exploring the flora, environments, factions, and societal barriers that are struck up because of the mushroom plague. As the episode went down, it wanted to make sure it had all of its P’s and Q’s sorted out before they could get too deep into the plot to explain it. Concepts like Rust as a disease, the value of old world artifacts as currency, and the borders created to sort out the habitable and inhabitable land will help to get a lot out of the way before we follow Milo and Bisco for the long haul.
It was a light episode as far as character drama goes, but it puts in the effort to flesh out one particular character; an optimistic, kind, and driven doctor in Imihara named Milo. It’s a relief to see his character in action because his kindness and enthusiasm jumps through as he’s willing to care for the average people who are broke and desperate to find any way to survive in an otherwise hopeless society. While he’s weary of the danger he faces by getting involved with experimenting on mushrooms, he does so with the express purpose of finding a cure for his sister Pawoo’s rust.
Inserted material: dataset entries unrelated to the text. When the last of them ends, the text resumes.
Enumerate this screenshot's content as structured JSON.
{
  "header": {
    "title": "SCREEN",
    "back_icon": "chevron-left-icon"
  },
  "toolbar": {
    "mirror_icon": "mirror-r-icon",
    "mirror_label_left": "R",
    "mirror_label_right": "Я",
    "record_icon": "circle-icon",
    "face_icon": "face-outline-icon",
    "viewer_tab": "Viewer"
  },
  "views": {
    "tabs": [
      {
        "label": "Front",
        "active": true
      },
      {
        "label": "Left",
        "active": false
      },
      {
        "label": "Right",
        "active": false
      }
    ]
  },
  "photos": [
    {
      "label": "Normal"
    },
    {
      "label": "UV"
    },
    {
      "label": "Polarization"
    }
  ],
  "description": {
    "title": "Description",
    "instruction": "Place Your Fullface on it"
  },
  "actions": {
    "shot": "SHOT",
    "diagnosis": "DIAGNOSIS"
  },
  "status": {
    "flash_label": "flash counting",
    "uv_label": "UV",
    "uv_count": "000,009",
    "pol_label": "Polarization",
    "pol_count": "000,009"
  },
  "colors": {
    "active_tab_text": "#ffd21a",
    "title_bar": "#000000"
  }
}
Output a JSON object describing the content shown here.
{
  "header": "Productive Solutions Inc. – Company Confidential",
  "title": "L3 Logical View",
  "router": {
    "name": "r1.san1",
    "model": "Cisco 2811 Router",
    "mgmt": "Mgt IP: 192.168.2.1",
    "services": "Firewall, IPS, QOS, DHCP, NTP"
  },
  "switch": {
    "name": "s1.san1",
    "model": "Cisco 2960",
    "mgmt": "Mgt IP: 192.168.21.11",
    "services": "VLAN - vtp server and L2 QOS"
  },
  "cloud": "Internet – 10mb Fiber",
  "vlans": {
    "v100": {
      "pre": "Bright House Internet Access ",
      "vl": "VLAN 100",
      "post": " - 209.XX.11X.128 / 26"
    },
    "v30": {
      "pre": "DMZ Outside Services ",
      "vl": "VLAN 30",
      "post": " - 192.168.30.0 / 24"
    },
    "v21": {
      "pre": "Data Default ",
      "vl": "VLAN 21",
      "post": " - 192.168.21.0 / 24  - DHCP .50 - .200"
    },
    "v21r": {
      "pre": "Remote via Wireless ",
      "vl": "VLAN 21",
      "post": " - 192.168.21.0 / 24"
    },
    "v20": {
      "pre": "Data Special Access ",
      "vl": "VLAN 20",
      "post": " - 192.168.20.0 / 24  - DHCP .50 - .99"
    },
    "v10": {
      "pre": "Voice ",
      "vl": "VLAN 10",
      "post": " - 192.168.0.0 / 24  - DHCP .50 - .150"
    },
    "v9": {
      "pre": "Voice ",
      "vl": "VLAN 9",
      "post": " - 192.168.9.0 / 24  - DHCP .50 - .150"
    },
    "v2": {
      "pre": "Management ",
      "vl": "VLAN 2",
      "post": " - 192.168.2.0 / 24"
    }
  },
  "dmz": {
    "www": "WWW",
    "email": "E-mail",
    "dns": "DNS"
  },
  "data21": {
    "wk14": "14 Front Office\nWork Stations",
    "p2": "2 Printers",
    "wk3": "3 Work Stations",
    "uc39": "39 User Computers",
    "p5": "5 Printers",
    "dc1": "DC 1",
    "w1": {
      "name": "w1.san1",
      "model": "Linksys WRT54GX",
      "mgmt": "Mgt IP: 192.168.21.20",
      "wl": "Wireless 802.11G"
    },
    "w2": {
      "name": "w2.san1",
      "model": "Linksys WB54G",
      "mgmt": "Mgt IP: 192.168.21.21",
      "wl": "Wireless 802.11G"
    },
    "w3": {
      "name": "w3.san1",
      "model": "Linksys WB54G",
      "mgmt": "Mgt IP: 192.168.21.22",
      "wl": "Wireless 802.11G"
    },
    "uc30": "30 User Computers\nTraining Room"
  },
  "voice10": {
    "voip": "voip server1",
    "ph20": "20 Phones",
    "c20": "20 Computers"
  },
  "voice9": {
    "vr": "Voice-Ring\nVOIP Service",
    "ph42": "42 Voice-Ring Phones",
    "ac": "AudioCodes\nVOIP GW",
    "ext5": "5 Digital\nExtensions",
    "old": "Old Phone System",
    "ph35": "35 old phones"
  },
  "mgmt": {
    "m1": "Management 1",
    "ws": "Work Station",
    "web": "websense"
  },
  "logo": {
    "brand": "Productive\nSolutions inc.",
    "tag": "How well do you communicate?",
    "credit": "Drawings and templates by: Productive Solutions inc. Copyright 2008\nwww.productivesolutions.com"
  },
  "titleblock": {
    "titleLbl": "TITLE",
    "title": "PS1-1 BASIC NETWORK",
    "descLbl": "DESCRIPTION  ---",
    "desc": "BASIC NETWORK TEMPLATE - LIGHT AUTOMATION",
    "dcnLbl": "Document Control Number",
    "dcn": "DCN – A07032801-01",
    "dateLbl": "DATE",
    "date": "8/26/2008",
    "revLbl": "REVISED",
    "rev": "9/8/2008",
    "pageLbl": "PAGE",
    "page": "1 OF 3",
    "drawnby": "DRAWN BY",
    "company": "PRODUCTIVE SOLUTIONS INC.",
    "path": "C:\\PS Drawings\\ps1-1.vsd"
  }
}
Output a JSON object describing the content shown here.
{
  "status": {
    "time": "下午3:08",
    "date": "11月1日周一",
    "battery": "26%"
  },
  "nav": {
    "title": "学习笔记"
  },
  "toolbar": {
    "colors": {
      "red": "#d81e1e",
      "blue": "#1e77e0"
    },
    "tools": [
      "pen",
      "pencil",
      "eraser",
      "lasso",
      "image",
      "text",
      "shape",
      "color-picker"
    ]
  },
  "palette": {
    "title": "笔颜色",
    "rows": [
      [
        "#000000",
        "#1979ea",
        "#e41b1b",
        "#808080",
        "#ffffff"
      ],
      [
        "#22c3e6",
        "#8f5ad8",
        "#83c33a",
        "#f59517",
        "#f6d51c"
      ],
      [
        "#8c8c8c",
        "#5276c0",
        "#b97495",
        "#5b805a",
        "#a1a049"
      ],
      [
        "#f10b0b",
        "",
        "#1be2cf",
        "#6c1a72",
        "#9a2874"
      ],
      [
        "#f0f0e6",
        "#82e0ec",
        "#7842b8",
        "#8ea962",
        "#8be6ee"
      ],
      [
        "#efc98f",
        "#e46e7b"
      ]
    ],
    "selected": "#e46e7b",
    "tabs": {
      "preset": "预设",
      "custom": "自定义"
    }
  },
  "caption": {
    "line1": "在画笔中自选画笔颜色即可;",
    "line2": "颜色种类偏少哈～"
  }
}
Unfortunately, his positive reputation allows Governor Kurokawa to come into the fold to intimidate him into working for the government and abandoning his goals. It’s the catalyst that discourages him from having to worry about authorities, especially as the Mushroom Hunters target the town with mushroom arrows.
While there had been a fearsome mythos that surrounds Bisco and Pawoo blames people like him for her illness, Milo’s fascination with studying mushrooms causes him to be impressed and intrigued when mushrooms start sprouting from the city. Nothing might’ve prepared him for coming face to face with Bisco, but it’ll be neat to see how their dynamic is when Milo has to call to question whether Bisco will help him find the right mushroom for the cure or if he needs to be weary of a guy spreading mushrooms in this day and age.
Sabikui Bisco’s first episode might’ve been lighter on character development, but it more than made up for it by fleshing out the world that surrounds them. It can be a loaded statement to say that every story needs to have world building and lore to be worthwhile, but Sabikui Bisco’s first episode is a good example of why there is so much value placed on explaining the intricacies and details of such a fascinating, post apocalyptic landscape. With how it makes you want to learn even more about a world plagued by Rust, it should be exciting to see what the show can do when it sheds more light on Bisco and his journey.
I loved the world that was built and the animation especially was phenomenal.